Last year, I wrote a post that generated some noise among other media and news outlets called Apple’s Indirect Presence from CES Fades. If you haven’t read it, I encourage you to, but this section is what I want to bring up again.
It is easy to say that because Apple was never present at CES that the show didn’t mean something to them or their ecosystem. It is easy, and correct to say that CES was not, or never was, a measure of the health of Apple’s products. It is, however, incorrect and dangerous to miss that CES had been, for some time, a barometer for the health of Apple’s ecosystem.
As I mentioned, our ability to measure any platforms ecosystem from what we observe at CES, is the main reason so many are paying attention to what is happening with Amazon’s Alexa platform. Google Assistant is certainly more present than it was last year, however, when you look at how third parties are talking about-and marketing-their support of these assistants they are putting significantly more effort into talking about Alexa than Google Assistant. Which is a telling signal. Again, to reiterate this point, third parties used to market, and spend energy talking about their integration with iOS or support of iPhone/iPad with the same rigor they are now talking about Amazon’s Alexa. This can not be ignored.

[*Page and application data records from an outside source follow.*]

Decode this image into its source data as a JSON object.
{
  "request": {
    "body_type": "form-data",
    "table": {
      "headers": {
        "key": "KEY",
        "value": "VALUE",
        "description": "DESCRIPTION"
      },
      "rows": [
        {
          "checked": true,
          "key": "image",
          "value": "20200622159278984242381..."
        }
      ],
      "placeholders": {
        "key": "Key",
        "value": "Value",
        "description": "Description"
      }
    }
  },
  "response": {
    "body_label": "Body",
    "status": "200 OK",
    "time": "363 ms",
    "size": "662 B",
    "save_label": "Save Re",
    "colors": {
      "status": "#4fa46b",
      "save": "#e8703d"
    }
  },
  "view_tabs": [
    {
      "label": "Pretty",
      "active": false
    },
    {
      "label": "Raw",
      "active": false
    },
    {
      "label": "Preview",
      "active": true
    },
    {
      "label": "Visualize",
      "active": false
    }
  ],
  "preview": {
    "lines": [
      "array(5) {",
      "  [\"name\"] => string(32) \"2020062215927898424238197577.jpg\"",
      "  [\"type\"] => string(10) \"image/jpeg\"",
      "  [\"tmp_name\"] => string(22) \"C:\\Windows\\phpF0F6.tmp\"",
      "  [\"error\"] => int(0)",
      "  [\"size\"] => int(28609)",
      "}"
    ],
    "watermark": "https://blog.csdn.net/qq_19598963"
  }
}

First, I want to revisit some heat I took from many saying CES is irrelevant when it comes to Apple. If anything, Apple’s collaboration with now the three largest TV companies to bring Airplay 2 (which brings some Siri support, and HomeKit to their TVs, as evidence Apple does care about the ecosystem shown here at CES. The announcement from Samsung, LG, and Vizio was a key part of the keynote where they announced and highlighted this feature during the presentation. Apple knows full well that if a broader ecosystem of appliances makers and brands starts talking more about their competitors in Google Assistant and Amazon Echo it puts them into a position of weakness from a third party ecosystem standpoint.
Now, up to this point, the most important third-party ecosystem to Apple is software developers. To a lesser degree, more so at the beginning of the iPhone era, was the ecosystem of accessory makers for iPhone. What we see now is the new important battleground of third-party support of other major brands in consumer electronics, and Apple is on new ground having to work with a much broader hardware ecosystem and fitting into another brands strategy than before.
What’s unique about this new scenario for Apple is Apple is not the central brand in the equation, per se, Apple is actually an ingredient brand to a Samsung TV, or an LG TV. The model for Apple to move their services like Siri (which is a service), iTunes movies, or Apple Music, or a future news and TV service requires a new strategy. One where Apple plays nicely with brands and products of a whole new class.
I outlined in Apple’s Service Challenge, growing their services business will require a new strategy that plays nicely with other people’s platforms and hardware. That is simply the reality.
The question was raised to me on Twitter, and even in some recent press articles on what this says about Apple TV. Well if you love Apple TV and are a loyal user fear not because Apple TV is not going away and I fully expect Apple to keep it on the roadmap. Why? Because Apple TV, like HomePod, will remain the purest experience of Apple’s integration and hardware/software/services. To put it plainly, Apple hardware will always be the best way to experience the Apple ecosystem. This is why people who value that will still buy an Apple TV or a HomePod. Apple doesn’t need to be the market leader in either category, but it just needs to exist to be the best of Apple’s integration.
An interesting point to mention is how Apple is embracing other brands platforms and hardware with core services the result may lead to making products like Apple TV and HomePod even better. Essentially, it increases competition for Apple to make the experience of Apple TV and HomePod better than other hardware integrating their services. Ultimately, this is all good for Apple customers.
Battle of the Assistants in Smart Home
While the short time I’ve already been at CES, it is already clear Apple’s ecosystem is more supported this year than last year. Which means it is safe to assume next year, even more brands and products will support HomeKit, AirPlay, and Siri. This is important for a variety of reasons.
Firstly, Siri is active on over a billion devices. Most of those are smartphones, but the smartphone is the one product consumers will have with them at all times. Being able to use the Siri in your pocket, on your wrist, or in your ears and control other products in your home is the most likely way consumers will use ambient computing. It is convenient to have products like smart speakers in rooms of the house, but I’ll argue at the end of the day those products roles are simply speakers. The best place for your ambient computing assistant is on devices you have with you all the time. This puts Siri in a potentially winning situation, so long as Apple continues to improve Siri and keep it on par with Echo and Google Assistant.
Just as Samsung, LG, and Vizio are demonstrating, that AirPlay 2 and HomeKit is now coming into its own as the standard to connect to the iPhone ecosystem, I’m sure more brands in consumer electronics will follow suit and support HomeKit as well. What I’m not sure is what happens with Alexa when Apple’s third-party support ecosystem is as robust as the Alexa ecosystem (which is inevitable). This will take time, but it will be interesting to watch how Amazon’s lead fares over the next few years.